Gives away exclusive items in Runescape.
What happens when you have marketing team that thinks outside the box (or at least copy ideas from other markets)? Something like this:
As one of our readers noticed, if you install Google Chrome and play one of the most successful MMORPGs of all time (Runescape that is), you will receive an exclusive item that cannot be obtained in any other way.
In the world where most people block ads and want to get everything for free, Google has decided to try a different approach: in-browser advertising.
Technology blog Ghacks has found an interesting screenshot in the Google’s Plus group, which shows and ad in the Google Chrome web browser, which says: “Get a Chromebook for the holidays: the computer powered by Chrome.“
Says Internet Explorer is superior.
Here comes another marketing round from Microsoft, as it has launched a YourBrowserMatters.org web site, designed to inform everyday consumer (who rarely visits such pages anyway) about the dangers of the Internet.
Basically, it goes like this:
Makes web a beautiful place.
Google Chrome has recently unveiled a recent project of their own, called “Johnny Cash Project”.
What is it all about? The search giant has asked Johnny Cash fans from all over the world to come together and create a memorial music video for his last recording.
The final result is amazing and can be viewed in the following page.
Users and developers cited a number of reasons why consumers might want to use the less frequent Extended Support Release (ESR) builds that were announced recently. These include problems with extensions unable to keep up with the six week cadence, and a desire for fewer updates on machines they support for family and friends.
The ESR Firefox may also be just “good enough” for many users, one Mozilla developer argued.
The reason I expect a lot of users to switch to these ESR builds is not because they want extensions to work or because of any one issue that we can fix in the future. It’s simply because Firefox works ‘good enough’ right now and they don’t want to have to deal with change. – Cheng Wang on the mozilla.planning.dev discussion group

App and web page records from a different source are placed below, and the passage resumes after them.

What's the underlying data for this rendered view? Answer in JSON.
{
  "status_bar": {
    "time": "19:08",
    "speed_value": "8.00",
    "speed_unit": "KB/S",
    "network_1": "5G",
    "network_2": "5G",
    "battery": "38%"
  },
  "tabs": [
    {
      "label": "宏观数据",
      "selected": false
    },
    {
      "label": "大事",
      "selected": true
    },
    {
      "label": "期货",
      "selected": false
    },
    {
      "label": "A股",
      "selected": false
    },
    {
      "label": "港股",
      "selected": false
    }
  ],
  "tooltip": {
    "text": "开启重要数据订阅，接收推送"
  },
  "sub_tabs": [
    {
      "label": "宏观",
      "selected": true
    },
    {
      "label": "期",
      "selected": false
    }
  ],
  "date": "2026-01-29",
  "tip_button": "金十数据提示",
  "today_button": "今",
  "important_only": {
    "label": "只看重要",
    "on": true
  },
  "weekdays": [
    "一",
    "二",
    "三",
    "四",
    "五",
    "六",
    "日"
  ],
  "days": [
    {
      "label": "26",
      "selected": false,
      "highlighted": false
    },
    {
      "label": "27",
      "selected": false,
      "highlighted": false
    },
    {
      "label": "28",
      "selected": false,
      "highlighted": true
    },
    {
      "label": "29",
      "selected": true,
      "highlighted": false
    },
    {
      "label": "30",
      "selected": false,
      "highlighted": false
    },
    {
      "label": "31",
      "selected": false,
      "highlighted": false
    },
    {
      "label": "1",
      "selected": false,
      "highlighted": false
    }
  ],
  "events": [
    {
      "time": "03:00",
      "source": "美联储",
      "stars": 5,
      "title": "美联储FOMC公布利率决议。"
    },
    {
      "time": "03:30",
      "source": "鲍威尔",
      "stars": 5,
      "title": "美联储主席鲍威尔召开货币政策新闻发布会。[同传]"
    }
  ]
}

Remember how Mozilla rejected the faster Firefox release schedule (it was posted yesterday)? Well, here’s a new proposal and it goes like this: the Firefox release pace for enterprises is to be significantly slowed down. This should make corporate IT quite a bit happier.
If the proposal is adopted, Mozilla will deliver a new version of Firefox to enterprises every 30 weeks. That is five times slower than to consumers. During each 30 week stretch, Mozilla would issue only security updates for the browser. In addition, each enterprise edition would be supported for an additional 12 weeks after the release of its successor, assuring companies 42 weeks of support for each version. Continue Reading
Now here is something interesting I noticed today.
When downloading the latest stable version of the Adobe Flash Player, a checkbox appeared, offering me to install Google Chrome as well.
However, if you hit F5 several times, it will suggest you a different kind of software, making us wonder, how much such promotion cost for the Google (if any?).